**EXERCISE AIM**: All entries below are to be set down again, identical to the source.

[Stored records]
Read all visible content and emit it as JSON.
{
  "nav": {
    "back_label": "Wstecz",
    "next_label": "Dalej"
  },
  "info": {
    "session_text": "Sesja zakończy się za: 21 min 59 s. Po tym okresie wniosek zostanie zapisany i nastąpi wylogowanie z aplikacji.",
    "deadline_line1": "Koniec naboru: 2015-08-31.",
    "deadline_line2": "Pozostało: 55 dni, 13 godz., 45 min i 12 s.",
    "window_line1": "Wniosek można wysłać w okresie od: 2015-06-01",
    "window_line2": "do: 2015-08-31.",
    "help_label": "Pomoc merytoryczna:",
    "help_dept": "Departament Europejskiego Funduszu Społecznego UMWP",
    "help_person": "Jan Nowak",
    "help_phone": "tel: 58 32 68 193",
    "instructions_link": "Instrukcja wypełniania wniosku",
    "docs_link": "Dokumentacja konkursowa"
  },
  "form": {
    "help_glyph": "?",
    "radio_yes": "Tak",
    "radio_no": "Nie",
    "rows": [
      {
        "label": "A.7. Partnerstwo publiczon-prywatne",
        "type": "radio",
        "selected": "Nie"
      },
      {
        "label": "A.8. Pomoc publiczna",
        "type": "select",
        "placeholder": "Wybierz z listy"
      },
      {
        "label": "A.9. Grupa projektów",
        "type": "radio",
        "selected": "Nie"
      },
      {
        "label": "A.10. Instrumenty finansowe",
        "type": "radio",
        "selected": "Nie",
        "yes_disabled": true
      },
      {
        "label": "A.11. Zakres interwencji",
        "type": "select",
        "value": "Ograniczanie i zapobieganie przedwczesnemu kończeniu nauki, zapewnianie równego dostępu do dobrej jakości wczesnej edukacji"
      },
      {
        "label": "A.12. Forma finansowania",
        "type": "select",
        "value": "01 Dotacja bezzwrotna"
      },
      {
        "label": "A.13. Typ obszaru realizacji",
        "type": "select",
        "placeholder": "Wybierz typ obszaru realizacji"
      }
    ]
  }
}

**ANSWER AREA**:
Read all visible content and emit it as JSON.
{
  "nav": {
    "back_label": "Wstecz",
    "next_label": "Dalej"
  },
  "info": {
    "session_text": "Sesja zakończy się za: 21 min 59 s. Po tym okresie wniosek zostanie zapisany i nastąpi wylogowanie z aplikacji.",
    "deadline_line1": "Koniec naboru: 2015-08-31.",
    "deadline_line2": "Pozostało: 55 dni, 13 godz., 45 min i 12 s.",
    "window_line1": "Wniosek można wysłać w okresie od: 2015-06-01",
    "window_line2": "do: 2015-08-31.",
    "help_label": "Pomoc merytoryczna:",
    "help_dept": "Departament Europejskiego Funduszu Społecznego UMWP",
    "help_person": "Jan Nowak",
    "help_phone": "tel: 58 32 68 193",
    "instructions_link": "Instrukcja wypełniania wniosku",
    "docs_link": "Dokumentacja konkursowa"
  },
  "form": {
    "help_glyph": "?",
    "radio_yes": "Tak",
    "radio_no": "Nie",
    "rows": [
      {
        "label": "A.7. Partnerstwo publiczon-prywatne",
        "type": "radio",
        "selected": "Nie"
      },
      {
        "label": "A.8. Pomoc publiczna",
        "type": "select",
        "placeholder": "Wybierz z listy"
      },
      {
        "label": "A.9. Grupa projektów",
        "type": "radio",
        "selected": "Nie"
      },
      {
        "label": "A.10. Instrumenty finansowe",
        "type": "radio",
        "selected": "Nie",
        "yes_disabled": true
      },
      {
        "label": "A.11. Zakres interwencji",
        "type": "select",
        "value": "Ograniczanie i zapobieganie przedwczesnemu kończeniu nauki, zapewnianie równego dostępu do dobrej jakości wczesnej edukacji"
      },
      {
        "label": "A.12. Forma finansowania",
        "type": "select",
        "value": "01 Dotacja bezzwrotna"
      },
      {
        "label": "A.13. Typ obszaru realizacji",
        "type": "select",
        "placeholder": "Wybierz typ obszaru realizacji"
      }
    ]
  }
}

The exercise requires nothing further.